Your task:
Pick out each line of the records that includes the string "icon", and copy it.

Supplied entries:
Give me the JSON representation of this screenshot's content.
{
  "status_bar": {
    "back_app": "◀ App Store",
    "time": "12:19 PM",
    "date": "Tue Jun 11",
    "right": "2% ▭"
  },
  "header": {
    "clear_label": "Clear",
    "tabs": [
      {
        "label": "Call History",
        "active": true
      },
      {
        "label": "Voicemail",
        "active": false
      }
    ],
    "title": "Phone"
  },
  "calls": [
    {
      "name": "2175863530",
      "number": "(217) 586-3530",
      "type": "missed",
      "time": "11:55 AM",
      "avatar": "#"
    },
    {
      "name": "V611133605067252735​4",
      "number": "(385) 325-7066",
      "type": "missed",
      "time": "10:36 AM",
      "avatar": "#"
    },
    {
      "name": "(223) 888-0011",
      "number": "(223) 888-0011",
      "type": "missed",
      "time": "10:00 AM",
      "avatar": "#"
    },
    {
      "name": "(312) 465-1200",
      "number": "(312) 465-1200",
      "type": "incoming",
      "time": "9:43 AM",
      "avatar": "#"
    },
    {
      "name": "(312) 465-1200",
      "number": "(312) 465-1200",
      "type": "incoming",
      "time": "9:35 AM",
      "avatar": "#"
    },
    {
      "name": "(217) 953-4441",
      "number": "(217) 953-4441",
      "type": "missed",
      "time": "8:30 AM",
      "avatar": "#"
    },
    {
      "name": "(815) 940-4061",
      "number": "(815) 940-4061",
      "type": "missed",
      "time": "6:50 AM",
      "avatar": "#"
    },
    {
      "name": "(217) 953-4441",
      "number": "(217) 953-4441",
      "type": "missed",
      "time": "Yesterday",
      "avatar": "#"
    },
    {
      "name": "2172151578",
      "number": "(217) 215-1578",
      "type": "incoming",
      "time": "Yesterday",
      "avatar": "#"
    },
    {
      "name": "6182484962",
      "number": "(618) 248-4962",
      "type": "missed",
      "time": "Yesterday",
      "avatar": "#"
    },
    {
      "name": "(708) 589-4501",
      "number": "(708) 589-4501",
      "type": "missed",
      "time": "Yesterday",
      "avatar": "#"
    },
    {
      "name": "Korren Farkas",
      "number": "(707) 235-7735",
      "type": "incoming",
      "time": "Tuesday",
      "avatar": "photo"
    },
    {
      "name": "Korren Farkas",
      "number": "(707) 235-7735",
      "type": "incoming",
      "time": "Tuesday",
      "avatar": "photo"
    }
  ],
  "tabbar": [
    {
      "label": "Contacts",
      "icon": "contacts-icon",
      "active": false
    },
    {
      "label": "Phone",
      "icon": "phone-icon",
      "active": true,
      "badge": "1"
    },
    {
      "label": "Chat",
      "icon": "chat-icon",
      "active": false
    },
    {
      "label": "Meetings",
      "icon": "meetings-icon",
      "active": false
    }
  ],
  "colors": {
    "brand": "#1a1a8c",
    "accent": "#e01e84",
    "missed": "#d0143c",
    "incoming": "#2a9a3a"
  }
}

Response to the exercise:
      "icon": "contacts-icon",
      "icon": "phone-icon",
      "icon": "chat-icon",
      "icon": "meetings-icon",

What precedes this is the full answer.